Nathalie de Vries gave a one-hour lecture on the significance of hybrids in her own work. But what is a hybrid? It is about new, networked thinking, conceptual and free of barriers. There could be a third room, built for private use and yet completely public, a house so openly designed for very different users with very individual needs. This sounded a bit like postmodern theory, similar to what Wolfgang Welsch advocated in his "Perspektiven für das Design der Zukunft" ("Perspectives for the Design of the Future") published in 1990: "The classic-modern maxims of expression or transparency are losing their significance and are being replaced by strategies of contrast, invention and paradox. Only they take into account our "chaotic" world full of overlaps and instabilities. Disturbances and hybrid formations correspond to postmodern life experience."
A radiant sign of change is the Markthal in Rotterdam (https://www.mvrdv.nl/projects/markethall/). A hybrid of public space and intimate retreat, big gesture, big underground garage, and big thinking. The apartments stacked on both sides lean towards each other and form a barrel vault under which public life and togetherness take place: protected from the weather and perfectly accessible.
With each new project, the liberating element of hybrid thinking was condensed – from the Ku.Be House of Culture and Movement in Copenhagen (https://www.mvrdv.nl/projects/KUBEhouseofmovement/), a place where people from 1-101 years of age can come together, to the proposal of a greened and decelerated Schiphol Airport (2. place, www.mvrdv.nl/projects/schiphol-airport-terminal-a), an urban planning project in Seoul (https://www.mvrdv.nl/projects/seoul-skygarden), and residential buildings such as "The Valley" (https://www.mvrdv.nl/projects/valley) – vertical living landscapes in Amsterdam that look as if the architects had poured acid onto a polystyrene block, but actually calculated optimal angles for balconies and apartments with the help of computers. "Living in high-rise buildings – we as lowlanders still have to learn that," said the architect and won over the audience one more time.
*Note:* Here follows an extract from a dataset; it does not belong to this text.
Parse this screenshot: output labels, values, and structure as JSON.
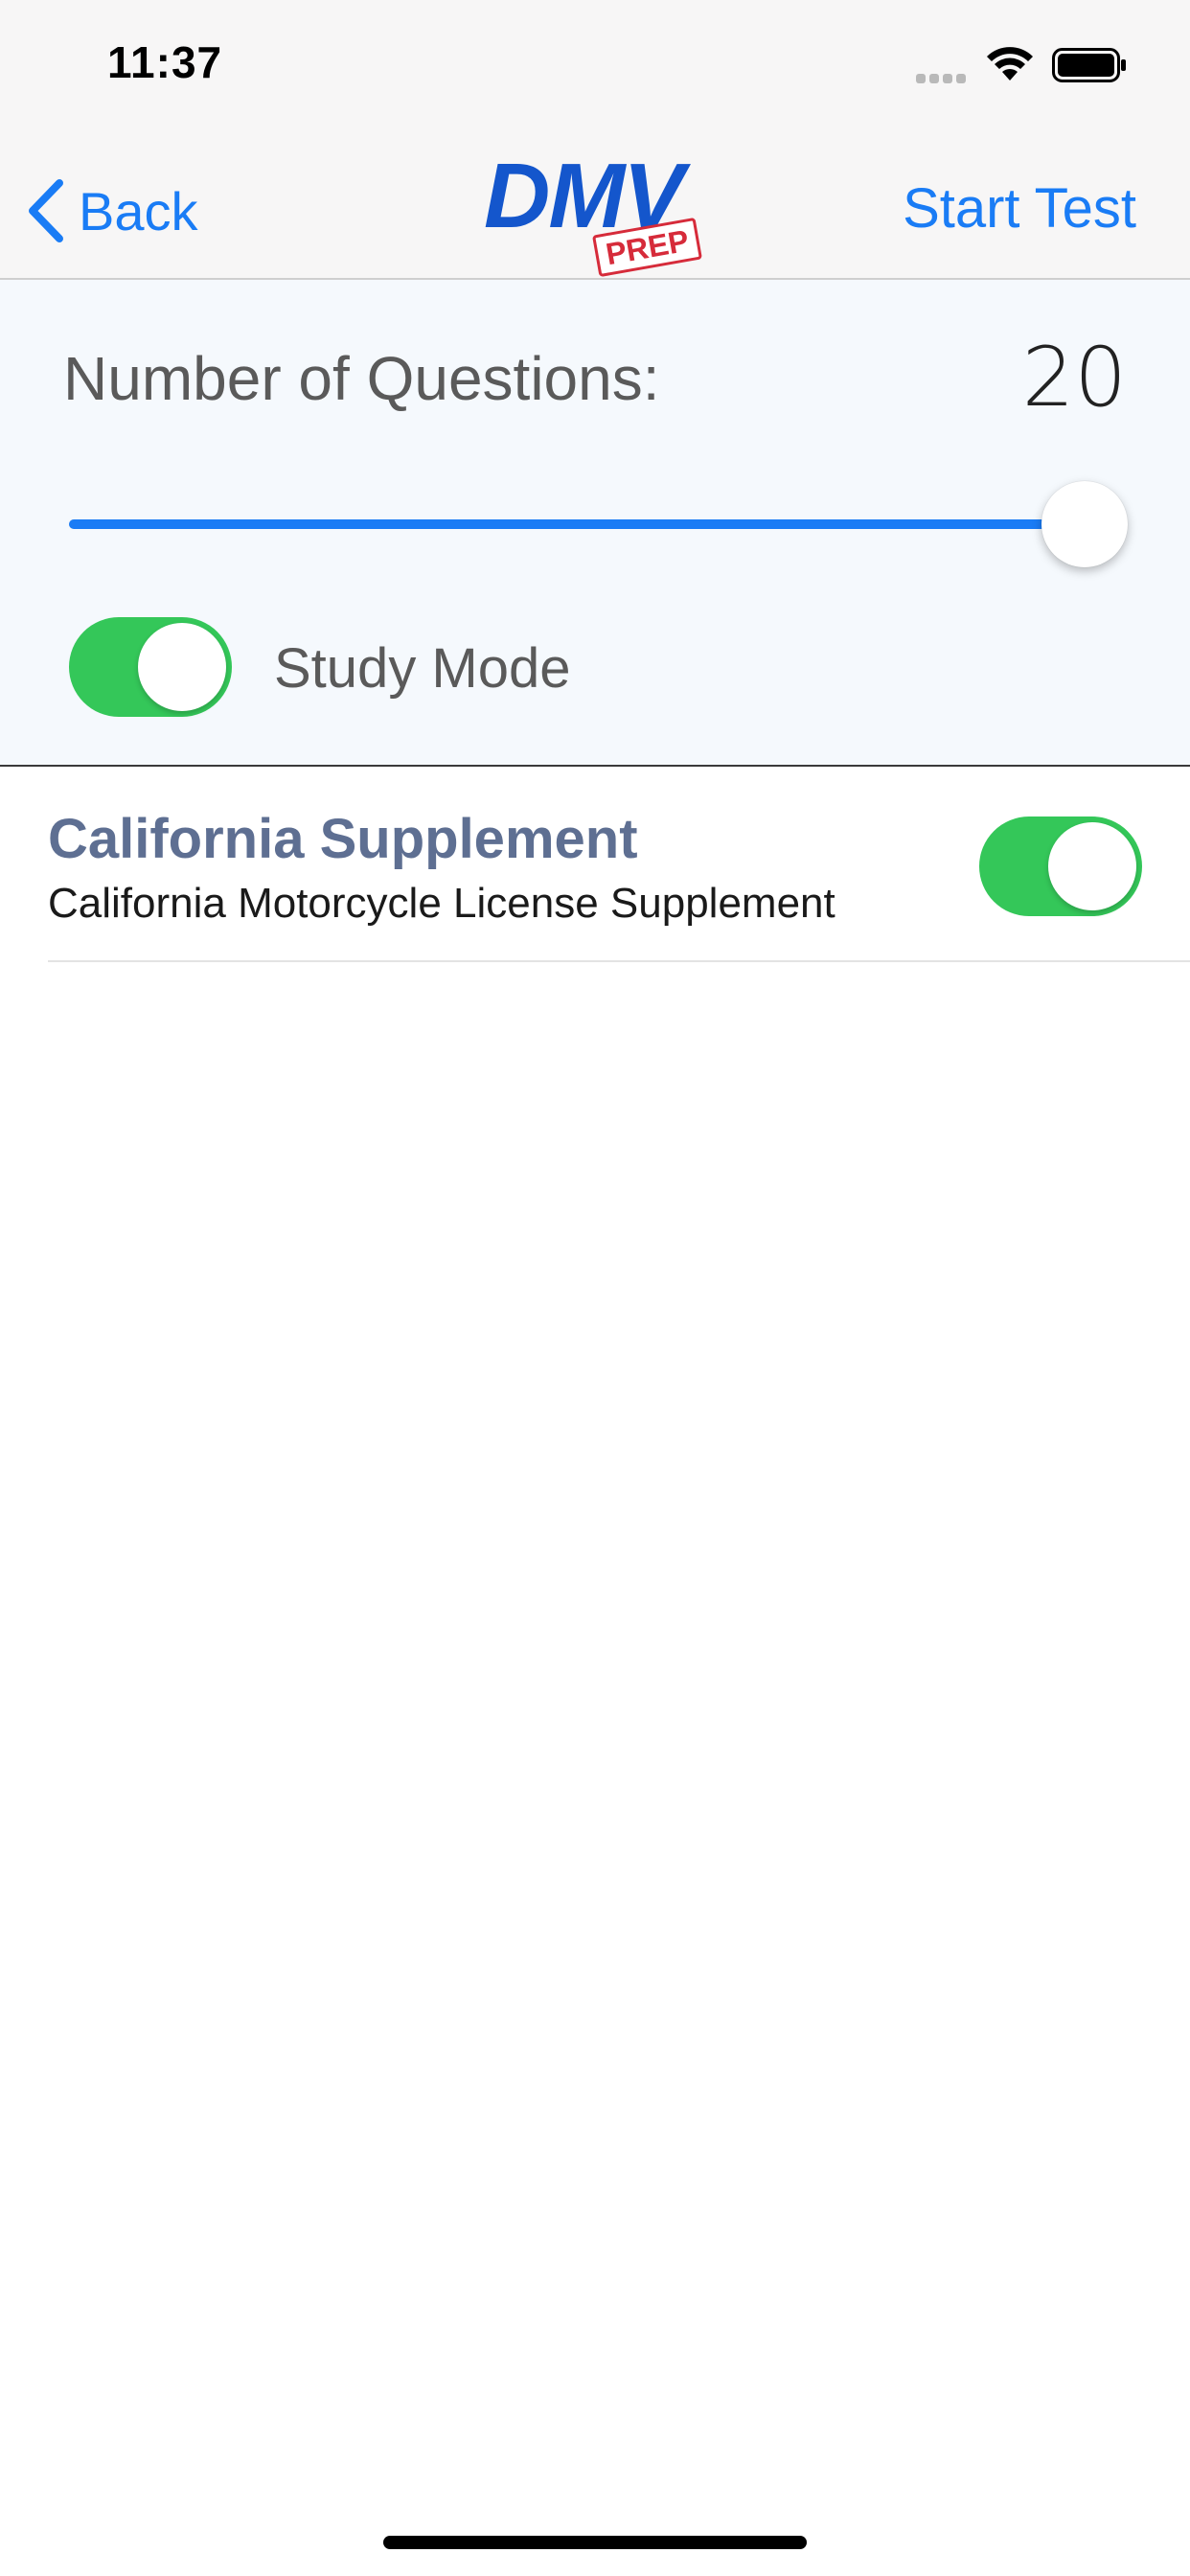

So why don't we build houses that contain everything within themselves right away, asked architect Nathalie de Vries quite rightly – and it sounded like a call for disposing of a few building regulations files. In the end, she gave some indications of what she so aptly described as "shallow": the ability to allow hybrid forms from the outset, such as at the threshold of office space and rented apartments, the rededication of which may not be as difficult as often experienced: higher ceiling heights than usual, an active, open ground floor with shops and public facilities, and a few undefined areas.
Hybridity actually means "doing a little more of everything" and "going outside". So, get up from the desk and from the comfortable sofa and get out to where life is happening, socialise, be ready to share ideas.
Are we not hybrids ourselves, the architect asked at the end – and numerous guests agreed.
Text: Dr. Oliver Herwig & Andreas Groß
Photographs: Studio für Gestaltung